The total count of Unique Modules Published was 5,221, but the total count of unique published Connexions modules that were used in any collection or as the originating module for another derivative module (i.e., unique modules used), was only 3,519. In other words, 32.6% of modules published in the Connexions repository are not used at all.
The next calculations were the count of how many times modules were included in any collection (i.e., the total use count), which was 4,713, the count of how many times an individual module exceeded an initial use (i.e., the total reuse count), which was 967 times, and the count of modules that were used in two or more collections (i.e., the total unique modules reused), which was 724. These calculations indicated a reuse of discrete modules as 20.57% of the unique modules used, with a reuse rate of 1.34 times for each reused module.
There were only 1,013 module uses where there was no common author [between the module and the collection].
Of the 3,519 unique modules used, 105 were translated into 174 derivatives, while 101 were modified into another 120 modules.
Ultimately, of the 3,519 modules used in Connexions, 861 of them were recycled in some way for a total of 1,262 uses. This means that almost a quarter of all modules that were used at all were recycled. Between basic reuse, translated derivatives, and modified derivatives, recycled modules were used almost 1.5 times beyond their originating object’s initial use.

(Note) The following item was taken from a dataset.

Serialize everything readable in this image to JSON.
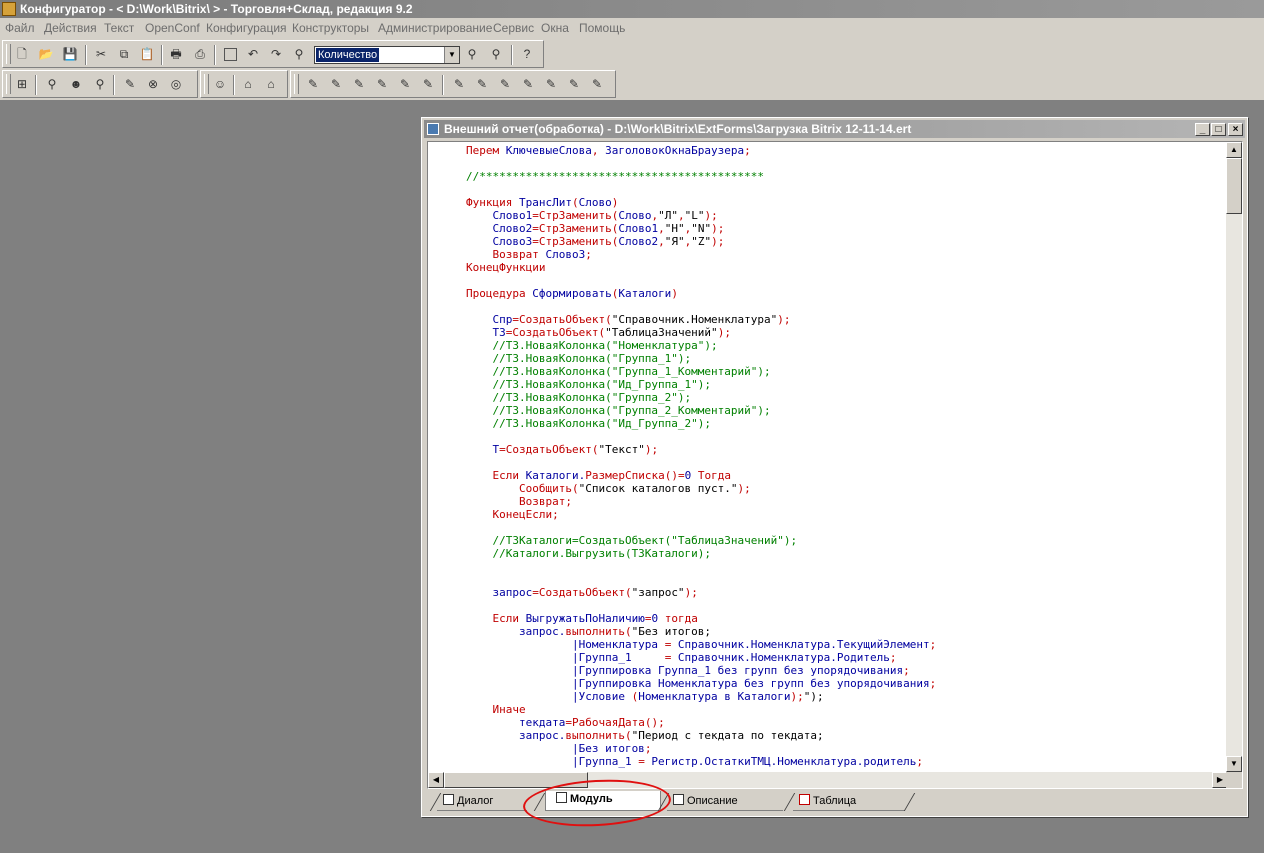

Only 15 modules were used, translated, or modified more than five times (see Table 5).
As I said, read the full Patterns of Learning Object Reuse in the Connexions Repository for yourself.
To me, this study begins to confirm the “dirty secret” of OER – that the reuse emperor has no (or only very scanty) clothes. I’m planning similar studies of other collections now, and looking for graduate students to run these studies. Looking for a thesis or dissertation topic? Let me know!